What is the best way to learn languages? What is going to lead to success in the shortest possible time? There are so many people offering advice on the Internet on this subject, myself included, it is hard to know what works the best. If you check out the list on this website you will find the names of many of these people, and you can read about them in the book by Claude Cartaginese called, what else , The Polyglot Project.

You can learn from all of them. But my conclusion is that the best way to learn languages is by doing what you enjoy doing in the language, and what best suits your circumstances, interests, tastes, and needs. It you do that, you will end up spending enough time to achieve your language goals. If you do not like reading and listening, don’t. If you like to speak when you have little knowledge of the language, do so. If you like SRS review, do it, if you don’t like SRS review, don’t bother, it won’t work for you. If you like grammar, go for it. If you dislike doing grammar exercises, don’t do them. In the end it won’t matter. What matters is that you spend enough time to achieve success in a way that is pleasant for you.

Not everyone can spend 5 or more hours a day, as I once did for Chinese. But do try to get in at least one hour a day. With MP3 players, the Internet, books, what have you, this is not hard to do, if you really want to. And of course the more time you spend, the better. But make sure you enjoy what you are doing or you will probably give up.

Three years to fluency in any language!!

If you google “fluency in ..months” you will find lots of web sites promising fluency in weeks or a few months. Who is kidding whom?

It struck me that most language learners would be very happy to achieve genuine fluency in three years.  Most language learners do not do it as a full time job. Three years to transform yourself into a fluent speaker of another language? Yeah!!.

If we look at what fluency can mean in terms of understanding another culture, more meaningful interaction with people of a different background, increased pleasure from movies, books, travel and other forms of personal and even professional rewards, yeah..three years!! Promise?

Why pretend it is going to take less? In my own continuing love affair with Russian, and ongoing side flings with Spanish, Portuguese, Italian, Korean and others, I would not want it to take less,

The critical period hypothesis

Here is a presentation at TED which again stresses how we become less proficient language learners as we get older.

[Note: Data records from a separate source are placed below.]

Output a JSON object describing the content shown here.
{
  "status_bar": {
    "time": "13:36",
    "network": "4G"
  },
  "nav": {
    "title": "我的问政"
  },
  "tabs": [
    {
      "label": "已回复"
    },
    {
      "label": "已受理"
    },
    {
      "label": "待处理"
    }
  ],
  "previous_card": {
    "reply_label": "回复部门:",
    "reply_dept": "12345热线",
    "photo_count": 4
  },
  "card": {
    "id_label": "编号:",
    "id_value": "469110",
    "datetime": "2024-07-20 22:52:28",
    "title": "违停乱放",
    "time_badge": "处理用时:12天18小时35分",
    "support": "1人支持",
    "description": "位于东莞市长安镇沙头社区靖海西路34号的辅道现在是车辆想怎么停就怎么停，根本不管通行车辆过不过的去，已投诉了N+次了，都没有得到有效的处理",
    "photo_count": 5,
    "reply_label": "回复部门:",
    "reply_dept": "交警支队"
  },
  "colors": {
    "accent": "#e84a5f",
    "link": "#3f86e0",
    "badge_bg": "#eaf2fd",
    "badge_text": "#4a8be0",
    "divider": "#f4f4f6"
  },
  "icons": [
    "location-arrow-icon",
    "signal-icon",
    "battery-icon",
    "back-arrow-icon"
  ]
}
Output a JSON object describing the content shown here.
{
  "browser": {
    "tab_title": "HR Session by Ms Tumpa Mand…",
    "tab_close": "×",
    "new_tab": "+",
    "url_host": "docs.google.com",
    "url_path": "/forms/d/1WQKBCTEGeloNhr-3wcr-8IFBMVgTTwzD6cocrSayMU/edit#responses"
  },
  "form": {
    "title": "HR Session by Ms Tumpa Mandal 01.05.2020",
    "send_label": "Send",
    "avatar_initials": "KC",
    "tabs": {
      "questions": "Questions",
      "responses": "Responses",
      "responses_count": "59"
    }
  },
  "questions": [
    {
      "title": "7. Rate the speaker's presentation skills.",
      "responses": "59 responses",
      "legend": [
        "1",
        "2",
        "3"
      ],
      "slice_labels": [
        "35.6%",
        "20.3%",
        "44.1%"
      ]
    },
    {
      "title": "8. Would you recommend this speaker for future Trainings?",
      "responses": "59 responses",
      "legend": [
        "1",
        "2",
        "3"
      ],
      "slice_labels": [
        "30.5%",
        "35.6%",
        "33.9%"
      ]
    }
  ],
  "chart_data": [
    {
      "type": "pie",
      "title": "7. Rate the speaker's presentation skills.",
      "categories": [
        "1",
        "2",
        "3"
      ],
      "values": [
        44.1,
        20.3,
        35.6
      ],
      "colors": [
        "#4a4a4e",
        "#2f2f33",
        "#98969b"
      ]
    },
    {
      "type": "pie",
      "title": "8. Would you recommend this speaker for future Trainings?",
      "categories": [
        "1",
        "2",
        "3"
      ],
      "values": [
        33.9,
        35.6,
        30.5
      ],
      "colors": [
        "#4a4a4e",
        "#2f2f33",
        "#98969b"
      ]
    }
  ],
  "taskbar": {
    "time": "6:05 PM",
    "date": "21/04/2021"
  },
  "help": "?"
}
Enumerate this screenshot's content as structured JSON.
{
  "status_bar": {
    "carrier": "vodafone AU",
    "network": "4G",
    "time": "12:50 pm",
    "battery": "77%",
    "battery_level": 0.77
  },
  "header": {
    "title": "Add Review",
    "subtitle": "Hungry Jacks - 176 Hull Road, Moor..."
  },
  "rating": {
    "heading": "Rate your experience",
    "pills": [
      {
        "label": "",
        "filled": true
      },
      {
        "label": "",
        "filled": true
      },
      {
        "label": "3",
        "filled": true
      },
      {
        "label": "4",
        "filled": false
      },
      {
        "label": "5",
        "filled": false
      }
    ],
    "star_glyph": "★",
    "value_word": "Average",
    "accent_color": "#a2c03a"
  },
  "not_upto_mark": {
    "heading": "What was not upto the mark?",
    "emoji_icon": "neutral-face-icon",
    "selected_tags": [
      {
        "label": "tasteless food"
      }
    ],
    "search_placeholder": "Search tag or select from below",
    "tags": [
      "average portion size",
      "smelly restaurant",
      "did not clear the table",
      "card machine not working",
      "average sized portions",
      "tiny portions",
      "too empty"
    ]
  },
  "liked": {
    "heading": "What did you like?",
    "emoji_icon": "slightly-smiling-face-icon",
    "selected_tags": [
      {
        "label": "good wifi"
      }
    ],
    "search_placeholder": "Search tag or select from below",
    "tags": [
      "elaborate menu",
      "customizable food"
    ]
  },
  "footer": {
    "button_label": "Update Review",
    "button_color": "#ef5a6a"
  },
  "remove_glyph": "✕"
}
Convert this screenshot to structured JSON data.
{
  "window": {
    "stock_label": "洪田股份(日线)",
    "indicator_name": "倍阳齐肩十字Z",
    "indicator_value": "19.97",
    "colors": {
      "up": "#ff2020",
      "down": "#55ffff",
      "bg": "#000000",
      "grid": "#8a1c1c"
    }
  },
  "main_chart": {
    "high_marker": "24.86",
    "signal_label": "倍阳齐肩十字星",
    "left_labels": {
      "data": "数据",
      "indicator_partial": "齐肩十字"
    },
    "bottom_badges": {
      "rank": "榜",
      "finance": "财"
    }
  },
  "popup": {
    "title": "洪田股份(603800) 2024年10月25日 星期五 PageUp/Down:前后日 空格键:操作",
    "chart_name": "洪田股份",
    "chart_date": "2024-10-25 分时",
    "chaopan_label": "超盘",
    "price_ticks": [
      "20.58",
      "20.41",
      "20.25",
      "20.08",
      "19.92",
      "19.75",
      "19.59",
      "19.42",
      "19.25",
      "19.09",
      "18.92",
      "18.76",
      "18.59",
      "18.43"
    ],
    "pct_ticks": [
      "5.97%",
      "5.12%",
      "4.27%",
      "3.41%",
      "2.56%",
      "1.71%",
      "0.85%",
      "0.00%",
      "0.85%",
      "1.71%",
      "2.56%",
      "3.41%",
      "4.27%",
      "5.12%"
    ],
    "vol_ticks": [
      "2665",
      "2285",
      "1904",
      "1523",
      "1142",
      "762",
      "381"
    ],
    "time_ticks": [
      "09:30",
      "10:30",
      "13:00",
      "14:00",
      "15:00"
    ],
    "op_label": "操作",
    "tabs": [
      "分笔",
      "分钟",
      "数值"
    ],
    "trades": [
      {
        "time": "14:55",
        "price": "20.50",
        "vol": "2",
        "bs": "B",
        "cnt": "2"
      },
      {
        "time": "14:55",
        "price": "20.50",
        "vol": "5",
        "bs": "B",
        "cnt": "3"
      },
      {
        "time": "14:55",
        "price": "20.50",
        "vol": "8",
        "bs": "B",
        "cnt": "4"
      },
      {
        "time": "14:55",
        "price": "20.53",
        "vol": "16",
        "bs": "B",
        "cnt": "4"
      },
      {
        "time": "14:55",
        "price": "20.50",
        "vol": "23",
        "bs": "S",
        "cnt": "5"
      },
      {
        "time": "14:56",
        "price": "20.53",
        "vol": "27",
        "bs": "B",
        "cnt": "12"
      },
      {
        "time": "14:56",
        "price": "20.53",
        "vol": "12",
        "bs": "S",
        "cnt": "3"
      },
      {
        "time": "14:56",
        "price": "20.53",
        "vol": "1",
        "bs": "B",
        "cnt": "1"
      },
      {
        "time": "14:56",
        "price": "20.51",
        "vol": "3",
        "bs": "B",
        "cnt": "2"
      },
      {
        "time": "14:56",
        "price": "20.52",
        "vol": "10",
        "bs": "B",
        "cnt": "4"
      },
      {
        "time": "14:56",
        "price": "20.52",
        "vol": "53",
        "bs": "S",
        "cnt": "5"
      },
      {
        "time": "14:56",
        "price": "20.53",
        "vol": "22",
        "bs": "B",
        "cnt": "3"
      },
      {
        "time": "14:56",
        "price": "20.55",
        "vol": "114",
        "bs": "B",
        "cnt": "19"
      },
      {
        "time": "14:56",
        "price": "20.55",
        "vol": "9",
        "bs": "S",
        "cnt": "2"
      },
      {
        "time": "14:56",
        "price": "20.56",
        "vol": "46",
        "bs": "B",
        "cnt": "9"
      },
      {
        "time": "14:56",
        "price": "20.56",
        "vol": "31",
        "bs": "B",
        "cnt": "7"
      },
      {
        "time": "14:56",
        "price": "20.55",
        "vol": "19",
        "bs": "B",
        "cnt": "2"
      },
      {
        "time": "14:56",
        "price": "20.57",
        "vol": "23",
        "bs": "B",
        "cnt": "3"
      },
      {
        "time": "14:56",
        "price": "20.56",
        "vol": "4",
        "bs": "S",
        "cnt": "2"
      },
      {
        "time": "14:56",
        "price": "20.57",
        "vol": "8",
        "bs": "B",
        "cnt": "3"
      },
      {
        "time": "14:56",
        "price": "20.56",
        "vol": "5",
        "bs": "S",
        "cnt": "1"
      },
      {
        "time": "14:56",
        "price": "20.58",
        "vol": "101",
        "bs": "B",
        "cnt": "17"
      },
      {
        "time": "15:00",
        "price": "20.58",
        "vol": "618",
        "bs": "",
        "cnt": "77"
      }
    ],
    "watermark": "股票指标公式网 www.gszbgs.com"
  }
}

I have seen so many people past their 20s do very well at difficult languages like Chinese and Japanese, that I simply do not buy this. I also know that I am a much better language learner today than when I was in school. The reason is simply that I am more motivated, more experienced and more confident in my language learning.